When the interior free surface patches are defined by the program, the spline control parameters assigned for each patch are the same as those input for the associated external patch, except that the parameter NU is increased or decreased based on the relative widths of the two patches. The parameter NV is the same as the corresponding exterior parameter (either NU or NV, depending on the orientation of the exterior patch), so the panel PICT PICT subdivisions are the same along the waterline. The spline control parameters for the interior patches are displayed in the header of the OUT file, when NBODY=1, following the panels of the exterior body surface. However when NBODY>1 these parameters are not output.

When the program connects adjacent sides of patches in the waterline, the patches are identified based on the coincidence or close proximity of their vertices. The parameter TOLGAPWL is used for this purpose, to allow for small gaps (or overlaps) between adjacent patches at the waterline. The default value TOLGAPWL=10-3 is used unless a different value of this parameter is defined in the CFG file, as explained in Section 3.7. In the test for adjacent patches the nondimensional Cartesian coordinates of the adjacent patch corners are evaluated, and the distance between these points is computed. The patches are assumed to be connected if this distance is less than either TOLGAPWL or the product of TOLGAPWL and the maximum length of one of the patch sides. The latter value is introduced to allow for cases where the size of the structure is much larger than the characteristic length ULEN. The default value is recommended in general. If the program is unable to close a waterline using this value, an error message is displayed stating that the waterline is not closed. In that case a larger value of TOLGAPWL should be input in the CFG file.

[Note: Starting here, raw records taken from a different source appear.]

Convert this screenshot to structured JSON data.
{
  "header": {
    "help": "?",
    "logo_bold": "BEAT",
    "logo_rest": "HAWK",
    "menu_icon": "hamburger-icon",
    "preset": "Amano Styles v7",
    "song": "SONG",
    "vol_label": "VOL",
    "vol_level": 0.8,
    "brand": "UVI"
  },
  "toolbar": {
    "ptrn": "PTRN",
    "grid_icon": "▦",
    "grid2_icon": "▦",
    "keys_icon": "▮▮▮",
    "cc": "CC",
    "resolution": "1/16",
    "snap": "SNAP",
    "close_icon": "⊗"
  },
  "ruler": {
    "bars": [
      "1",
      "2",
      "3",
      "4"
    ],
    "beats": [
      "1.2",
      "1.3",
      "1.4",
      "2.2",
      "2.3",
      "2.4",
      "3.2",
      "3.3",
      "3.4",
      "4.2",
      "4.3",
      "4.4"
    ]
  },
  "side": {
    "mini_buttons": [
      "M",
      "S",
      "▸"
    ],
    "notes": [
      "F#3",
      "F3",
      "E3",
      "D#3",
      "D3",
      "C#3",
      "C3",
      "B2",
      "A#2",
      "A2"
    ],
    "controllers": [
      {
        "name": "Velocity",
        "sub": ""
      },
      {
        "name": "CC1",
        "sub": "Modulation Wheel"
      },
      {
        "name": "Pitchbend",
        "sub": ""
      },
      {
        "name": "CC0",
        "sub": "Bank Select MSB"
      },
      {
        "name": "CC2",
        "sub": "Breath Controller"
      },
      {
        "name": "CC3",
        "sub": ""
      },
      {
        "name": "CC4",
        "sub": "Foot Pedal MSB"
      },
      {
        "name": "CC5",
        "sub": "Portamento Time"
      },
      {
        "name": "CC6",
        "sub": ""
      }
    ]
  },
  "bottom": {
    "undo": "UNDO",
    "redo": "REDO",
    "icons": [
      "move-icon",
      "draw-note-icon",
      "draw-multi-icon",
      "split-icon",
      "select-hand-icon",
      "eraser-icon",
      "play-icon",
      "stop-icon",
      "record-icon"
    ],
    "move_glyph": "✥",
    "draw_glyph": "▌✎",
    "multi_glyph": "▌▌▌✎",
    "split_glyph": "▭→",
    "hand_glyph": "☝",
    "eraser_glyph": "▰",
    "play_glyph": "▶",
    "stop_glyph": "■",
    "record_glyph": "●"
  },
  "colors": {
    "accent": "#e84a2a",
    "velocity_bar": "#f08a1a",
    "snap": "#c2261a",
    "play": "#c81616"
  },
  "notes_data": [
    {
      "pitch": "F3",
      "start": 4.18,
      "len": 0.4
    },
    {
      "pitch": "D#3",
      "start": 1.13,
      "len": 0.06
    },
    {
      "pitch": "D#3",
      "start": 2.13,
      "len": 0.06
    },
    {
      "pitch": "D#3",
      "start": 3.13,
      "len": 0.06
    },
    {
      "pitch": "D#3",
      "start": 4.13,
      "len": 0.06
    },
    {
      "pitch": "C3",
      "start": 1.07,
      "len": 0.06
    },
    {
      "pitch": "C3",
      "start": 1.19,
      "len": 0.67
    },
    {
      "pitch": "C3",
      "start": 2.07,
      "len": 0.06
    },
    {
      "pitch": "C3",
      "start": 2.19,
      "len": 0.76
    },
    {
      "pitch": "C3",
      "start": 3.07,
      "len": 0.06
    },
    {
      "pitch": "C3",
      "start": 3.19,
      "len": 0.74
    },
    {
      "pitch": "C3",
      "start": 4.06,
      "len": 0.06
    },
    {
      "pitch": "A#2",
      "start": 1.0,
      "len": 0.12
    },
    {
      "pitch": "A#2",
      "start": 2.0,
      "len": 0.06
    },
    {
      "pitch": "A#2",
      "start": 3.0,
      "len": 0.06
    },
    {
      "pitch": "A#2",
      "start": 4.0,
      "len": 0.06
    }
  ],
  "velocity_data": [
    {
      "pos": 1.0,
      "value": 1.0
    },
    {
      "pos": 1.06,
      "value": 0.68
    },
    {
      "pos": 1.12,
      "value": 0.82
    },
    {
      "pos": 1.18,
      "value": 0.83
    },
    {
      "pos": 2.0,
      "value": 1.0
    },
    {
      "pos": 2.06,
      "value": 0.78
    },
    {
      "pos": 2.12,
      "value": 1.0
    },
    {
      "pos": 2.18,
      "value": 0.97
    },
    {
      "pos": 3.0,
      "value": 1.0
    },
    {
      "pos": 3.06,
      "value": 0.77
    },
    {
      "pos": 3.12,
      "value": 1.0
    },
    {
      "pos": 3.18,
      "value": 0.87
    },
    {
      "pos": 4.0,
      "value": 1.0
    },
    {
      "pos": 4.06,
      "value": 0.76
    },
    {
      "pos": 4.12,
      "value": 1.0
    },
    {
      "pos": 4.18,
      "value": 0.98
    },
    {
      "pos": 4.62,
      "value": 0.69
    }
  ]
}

Figure 10.2: Automatic discretizations on the interior free surface for various higher-oder test runs, corresponding to the inputs described in Appendix A but with IRR=3. See also the perspective figures for Test13a in Appendix A. In Test15 two patches are required on the middle columns, due to the symmetry plane x = 0, whereas the other interior free surfaces are covered by a single patch. In Test22 the interior free surface covers the entire interior of the waterline, but it is obscured by the forward tank.


It is possible to use different values of IRR for each body in a multibody analysis. The definition of IRR for each body is the same as in Sections 10.1-10.4. The format for inputting different values of IRR for each body, in the CFG file, is shown in Section 8.4. If the same value of IRR is used for all bodies it is not necessary to use the notation ‘IRR(n)=’, and one scalar value with the notation ‘IRR=’ can be input.

If the special notation ‘IRR(n)=’ is used in the CFG file, it is recommended to input values for each body explicitly, even if IRR=0 for some bodies. (The order of these inputs is arbitrary.) However this procedure is not required. If less than NBODY values of IRR(n) are included in the CFG file, the rules are as follows:

For example, if NBODY=3 the inputs IRR(1)=1 and IRR(2)=3 will result in IRR(3)=3, whereas if IRR(1)=1 is the only input then all three elements are assigned IRR=1. Assigning only IRR(2) or IRR(3) will result in an error message and halt excution of the program.

Test13a illustrates this scheme in the case where the cylinder is trimmed, and the spheroid is untrimmed. The interior free surface of the spheroid is generated by the subroutine ELLIPSOID in GEOMXACT.F. Since the cylinder is trimmed it cannot use the standard definition of the interior free surface generated by the subroutine CIRCYL. As shown in Appendix A.13, the GDF and SPL inputs for the spheroid are the same as one would used with IRR=1, whereas the inputs for the cylinder specify IRR=3 and do not include the interior free surface. In this case the interior free surface of the cylinder is elliptical, due to the trim angle, and different values of NU are assigned on the deep and shallow sides due to the corresponding depths of the exterior patches. PICT PICT PICT PICT PICT PICT

Examples of structures analyzed by WAMIT

(for more details click on one of the structures)
Cylinder NavExp Test09 Test 22 Test 25 TLP2ndOrder WitFig6